Spin-to-win is the name of the game in DreamSail’s Blade Ballet…
The number of games built for local multiplayer competition, as opposed to traditional fighting games, has been on the rise for the past several years. The genre contains two types of games, with games like Niddhog or Samurai Gun emphasizing tight controls and simplicity of competition, and titles like Gang Beasts and Duck Game embracing chaos and complexity. Blade Ballet, a new game from DreamSail Games, is firmly in the latter category.
The art style and graphics of Blade Ballet work fairly well together and look pretty nice, if perhaps a little plain. There just isn’t much to say about the game’s style. It isn’t a bad looking game by any stretch of the imagination, it just doesn’t do too much to stand out. What Blade Ballet lacks in style it makes up for in personality, however. The visuals aren’t the most eye-catching, but they do a good job, along with the sound design and music of conveying a lively, whimsical atmosphere which is one of the game’s primary strengths
The gameplay of Blade Ballet is fairly fun and gets more fun the more people are involved, which is par for the course in games of this type, or any type of game. Players control one of up to four hovering, spinning robots with a variety of weapons, defenses and powers. Players control the direction of the bot’s movement with the left thumbstick and the direction of spin with the shoulder buttons. Bots also jump and deploy special abilities using the face buttons. Overall, the control scheme is intuitive and simple to use, which is a crucial aspect for a game like this. In one versus one matchups, the combat is a bit strategic but mostly silly with common accidental deaths. As players are added, the gameplay gets less strategic and becomes more of a free for all, which is sort of the point.
The Robots of Blade Ballet are a fairly balanced group of characters that will fit a reasonably wide swath of play styles. Some are faster, lightly shielded bots made for offense, others more beefy, built to survive. Some bots are more focused on spinning attacks, others on straight line dash attacks. Attributes like movement and spin speed are different from one robot to the next, as well. One ability, a straight line lunge, gets reused for multiple bots without a great deal of change, which seems a bit unimaginative.
There are currently three playable modes available in Blade Ballet, Robomination, Overclocked, and Blade Ball. Robomination is the Blade Ballet version of deathmatch, with each player starting with a limited number of respawns and the player achieving the most kills winning the match. Overclocked is a timed deathmatch mode with the player with the most eliminations when time runs out being the winner. Blade Ball is essentially a soccer match grafted on to the existing Blade Ballet gameplay.
The maps in Blade Ballet are, for the most part, well thought out and fun to play on. True to form for this type of game, many of the maps include various environmental hazards that add considerably to the chaos and fun of the game.
Unlike many games of this type, Blade Ballet supports online play.

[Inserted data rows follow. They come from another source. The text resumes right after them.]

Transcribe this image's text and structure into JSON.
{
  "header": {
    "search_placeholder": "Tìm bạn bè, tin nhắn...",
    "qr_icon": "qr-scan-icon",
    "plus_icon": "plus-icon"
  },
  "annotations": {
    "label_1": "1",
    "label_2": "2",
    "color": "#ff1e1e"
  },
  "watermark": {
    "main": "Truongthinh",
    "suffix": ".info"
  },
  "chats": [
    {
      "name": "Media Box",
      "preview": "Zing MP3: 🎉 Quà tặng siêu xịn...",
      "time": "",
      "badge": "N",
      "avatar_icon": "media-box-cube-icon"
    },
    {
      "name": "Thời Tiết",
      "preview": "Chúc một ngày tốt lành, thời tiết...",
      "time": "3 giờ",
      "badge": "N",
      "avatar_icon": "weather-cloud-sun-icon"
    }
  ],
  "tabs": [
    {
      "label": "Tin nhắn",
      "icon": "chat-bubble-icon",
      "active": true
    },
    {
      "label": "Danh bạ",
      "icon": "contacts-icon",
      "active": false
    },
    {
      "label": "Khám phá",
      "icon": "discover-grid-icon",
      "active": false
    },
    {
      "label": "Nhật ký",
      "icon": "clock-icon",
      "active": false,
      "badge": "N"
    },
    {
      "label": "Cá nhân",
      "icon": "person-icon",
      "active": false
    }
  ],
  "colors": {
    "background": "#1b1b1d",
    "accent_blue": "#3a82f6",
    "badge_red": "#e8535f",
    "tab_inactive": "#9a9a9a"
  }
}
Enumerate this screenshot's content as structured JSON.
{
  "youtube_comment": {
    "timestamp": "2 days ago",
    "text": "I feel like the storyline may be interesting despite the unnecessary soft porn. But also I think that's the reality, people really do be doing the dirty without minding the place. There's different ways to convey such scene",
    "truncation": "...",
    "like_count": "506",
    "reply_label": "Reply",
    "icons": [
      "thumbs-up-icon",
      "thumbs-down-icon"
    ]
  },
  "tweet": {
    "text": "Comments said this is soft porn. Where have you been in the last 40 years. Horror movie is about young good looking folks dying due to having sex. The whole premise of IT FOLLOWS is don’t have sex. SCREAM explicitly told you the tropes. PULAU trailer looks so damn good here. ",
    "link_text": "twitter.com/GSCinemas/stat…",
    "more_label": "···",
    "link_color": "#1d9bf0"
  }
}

A lot of what makes the game fun, namely having other people in the room, is lost with online play, but it is a nice addition to the game. It must be noted, though, that finding a match on PC was somewhat difficult without resorting to a developer created Discord chat channel. The Discord chat is a nice touch, but its necessity is a bit unfortunate.
Blade Ballet is available on Steam and PS4 for $14.99, which seems to be the going rate for this type of game. In a market that has been flooded with games like this, though, Blade Ballet doesn’t do enough to stand head and shoulders above the rest. It is a good party game, so people who host game nights are a good audience, as are families because of the ease of pick up and play. Kids will also probably have a good time with Blade Ballet. This is a great game for some people, but many simply don’t need another game like Blade Ballet.